A massive collision between white dwarf and neutron stars may explain the creation of transient supernovae, explosions that tend to occur far away from host galaxies.
“Our paper examines so-called ‘calcium-rich’ transients,” says Joseph Lyman from the University of Warwick. “These are luminous explosions that last on the timescales of weeks, however, they’re not as bright and don’t last as long as traditional supernovae, which makes them difficult to discover and study in detail.”
Previous studies had shown that calcium comprised up to half of the material thrown off in such explosions compared to only a tiny fraction in normal supernovae. This means that these curious events may actually be the dominant producers of calcium in our universe.
“One of the weirdest aspects is that they seem to explode in unusual places. For example, if you look at a galaxy, you expect any explosions to roughly be in line with the underlying light you see from that galaxy, since that is where the stars are,” Lyman says. “However, a large fraction of these are exploding at huge distances from their galaxies, where the number of stellar systems is miniscule.
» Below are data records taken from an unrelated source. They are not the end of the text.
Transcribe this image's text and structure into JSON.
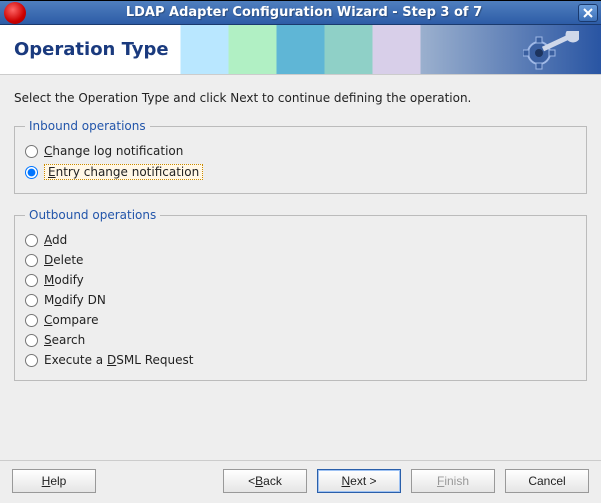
{
  "window": {
    "title": "LDAP Adapter Configuration Wizard - Step 3 of 7"
  },
  "banner": {
    "heading": "Operation Type"
  },
  "instruction": "Select the Operation Type and click Next to continue defining the operation.",
  "inbound": {
    "legend": "Inbound operations",
    "options": [
      {
        "pre": "",
        "accel": "C",
        "post": "hange log notification",
        "selected": false
      },
      {
        "pre": "",
        "accel": "E",
        "post": "ntry change notification",
        "selected": true
      }
    ]
  },
  "outbound": {
    "legend": "Outbound operations",
    "options": [
      {
        "pre": "",
        "accel": "A",
        "post": "dd",
        "selected": false
      },
      {
        "pre": "",
        "accel": "D",
        "post": "elete",
        "selected": false
      },
      {
        "pre": "",
        "accel": "M",
        "post": "odify",
        "selected": false
      },
      {
        "pre": "M",
        "accel": "o",
        "post": "dify DN",
        "selected": false
      },
      {
        "pre": "",
        "accel": "C",
        "post": "ompare",
        "selected": false
      },
      {
        "pre": "",
        "accel": "S",
        "post": "earch",
        "selected": false
      },
      {
        "pre": "Execute a ",
        "accel": "D",
        "post": "SML Request",
        "selected": false
      }
    ]
  },
  "buttons": {
    "help": {
      "pre": "",
      "accel": "H",
      "post": "elp"
    },
    "back": {
      "pre": "< ",
      "accel": "B",
      "post": "ack"
    },
    "next": {
      "pre": "",
      "accel": "N",
      "post": "ext >"
    },
    "finish": {
      "pre": "",
      "accel": "F",
      "post": "inish"
    },
    "cancel": {
      "pre": "Cancel",
      "accel": "",
      "post": ""
    }
  }
}
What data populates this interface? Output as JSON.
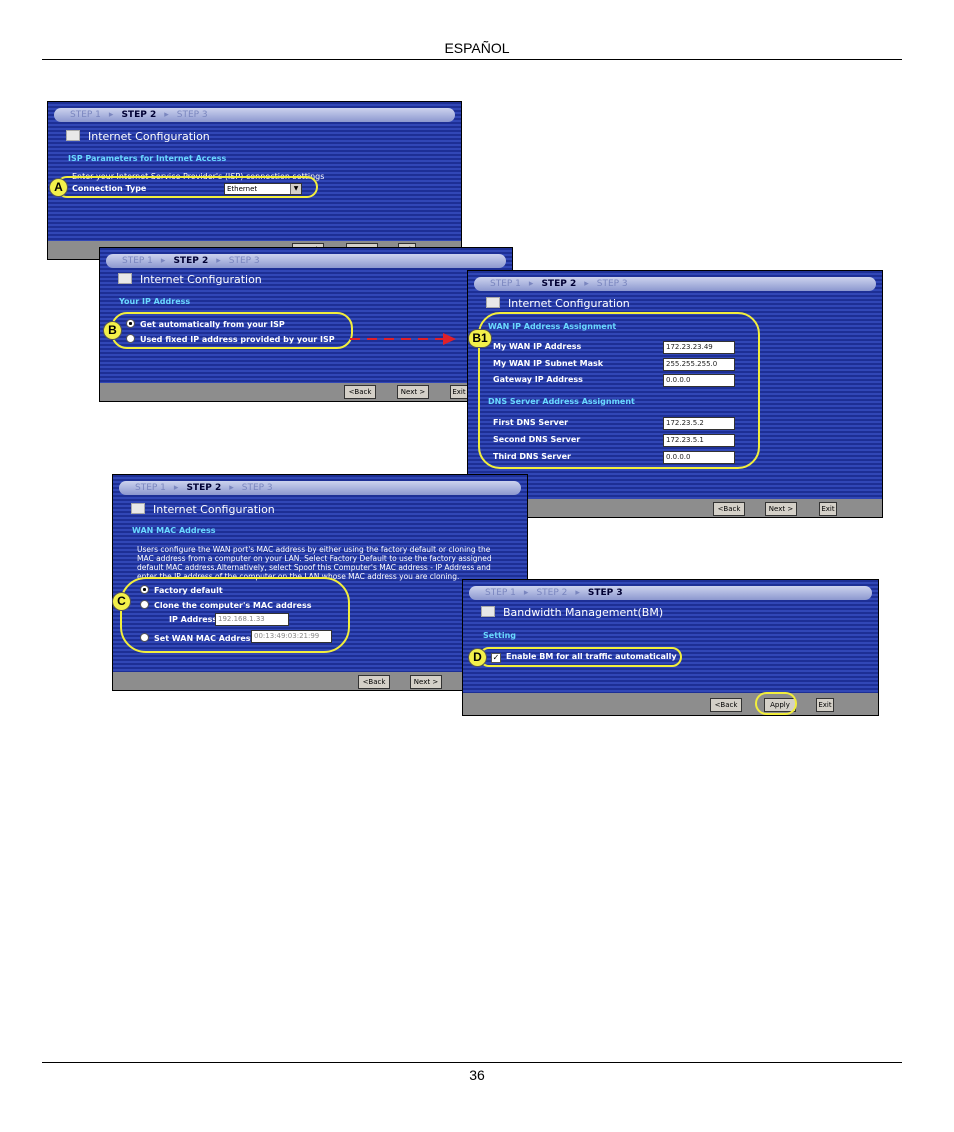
{
  "header": {
    "language": "ESPAÑOL"
  },
  "footer": {
    "page_number": "36"
  },
  "colors": {
    "highlight": "#f2ee3c",
    "window_blue": "#2a3ea8",
    "section_text": "#6ad9ff",
    "arrow": "#e0202a"
  },
  "steps": {
    "step1": "STEP 1",
    "step2": "STEP 2",
    "step3": "STEP 3"
  },
  "buttons": {
    "back": "<Back",
    "next": "Next >",
    "exit": "Exit",
    "apply": "Apply"
  },
  "window_a": {
    "title": "Internet Configuration",
    "section": "ISP Parameters for Internet Access",
    "intro": "Enter your Internet Service Provider's (ISP) connection settings",
    "connection_type_label": "Connection Type",
    "connection_type_value": "Ethernet"
  },
  "window_b": {
    "title": "Internet Configuration",
    "section": "Your IP Address",
    "option_auto": "Get automatically from your ISP",
    "option_fixed": "Used fixed IP address provided by your ISP"
  },
  "window_b1": {
    "title": "Internet Configuration",
    "wan_section": "WAN IP Address Assignment",
    "dns_section": "DNS Server Address Assignment",
    "fields": [
      {
        "label": "My WAN IP Address",
        "value": "172.23.23.49"
      },
      {
        "label": "My WAN IP Subnet Mask",
        "value": "255.255.255.0"
      },
      {
        "label": "Gateway IP Address",
        "value": "0.0.0.0"
      }
    ],
    "dns_fields": [
      {
        "label": "First DNS Server",
        "value": "172.23.5.2"
      },
      {
        "label": "Second DNS Server",
        "value": "172.23.5.1"
      },
      {
        "label": "Third DNS Server",
        "value": "0.0.0.0"
      }
    ]
  },
  "window_c": {
    "title": "Internet Configuration",
    "section": "WAN MAC Address",
    "description_lines": [
      "Users configure the WAN port's MAC address by either using the factory default or cloning the",
      "MAC address from a computer on your LAN. Select Factory Default to use the factory assigned",
      "default MAC address.Alternatively, select Spoof this Computer's MAC address - IP Address and",
      "enter the IP address of the computer on the LAN whose MAC address you are cloning."
    ],
    "option_factory": "Factory default",
    "option_clone": "Clone the computer's MAC address",
    "ip_label": "IP Address",
    "ip_value": "192.168.1.33",
    "option_set": "Set WAN MAC Address",
    "mac_value": "00:13:49:03:21:99"
  },
  "window_d": {
    "title": "Bandwidth Management(BM)",
    "section": "Setting",
    "checkbox_label": "Enable BM for all traffic automatically"
  },
  "badges": {
    "a": "A",
    "b": "B",
    "b1": "B1",
    "c": "C",
    "d": "D"
  }
}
“What we address in the paper is whether there are any systems underneath where these transients have exploded. For example there could be very faint dwarf galaxies there, explaining the weird locations. We present observations, going just about as faint as you can go, to show there is in fact nothing at the location of these transients—so the question becomes, how did they get there?”
Potential Host Galaxies
Calcium-rich transients observed to date can be seen tens of thousands of parsecs away from any potential host galaxy, with a third of these events at least 65 thousand light years from a potential host galaxy.
For the new study, published in the Monthly Notices of the Royal Astronomical Society, researchers used the Very Large Telescope in Chile and Hubble Space Telescope observations of the nearest examples of these calcium-rich transients to attempt to detect anything left behind or in the surrounding area of the explosion.
The deep observation allowed them to rule out the presence of faint dwarf galaxies or globular star clusters at the locations of these nearest examples. Furthermore, an explanation for core-collapse supernovae, which calcium-rich transients resemble, although fainter, is the collapse of a massive star in a binary system where material is stripped from the massive star undergoing collapse.
The researchers found no evidence for a surviving binary companion or other massive stars in the vicinity, allowing them to reject massive stars as the progenitors of calcium rich transients.
“It was increasingly looking like hypervelocity massive stars could not explain the locations of these supernovae,” says Andrew Levan of the physics department. “They must be lower-mass, longer-lived stars, but still in some sort of binary systems as there is no known way that a single low-mass star can go supernova by itself, or create an event that would look like a supernova.”
The researchers then compared their data to what is known about short-duration gamma ray bursts (SGRBs). These are also often seen to explode in remote locations with no coincident galaxy detected. SGRBs are understood to occur when two neutron stars collide, or when a neutron star merges with a black hole.
Although mergers between neutron stars and black holes would not explain these brighter calcium-rich transients, the researchers considered that if the collision was instead between a white dwarf star and neutron star, it would fit their observations, because:
- It would provide enough energy to generate the luminosity of calcium rich transients.
- The presence of a white dwarf would provide a mechanism to produce calcium rich material.
- The presence of the Neutron star could explain why this binary star system was found so far from a host galaxy.
“What we therefore propose is these are systems that have been ejected from their galaxy. A good candidate in this scenario is a white dwarf and a neutron star in a binary system. The neutron star is formed when a massive star goes supernova. The mechanism of the supernova explosion causes the neutron star to be ‘kicked’ to very high velocities (100s of km/s). This high velocity system can then escape its galaxy, and if the binary system survives the kick, the white dwarf and neutron star will merge causing the explosive transient.”
The researchers, who say such merging systems of white dwarfs and neutron stars may produce high energy gamma-ray bursts, will next look for any new examples of calcium-rich transients to confirm this. Such merging systems will contribute significant sources of gravitational waves, potentially detectable by upcoming experiments that will shed further light on the nature of these exotic systems.
Researchers from University of Leicester and the Lund University Observatory contributed to the work.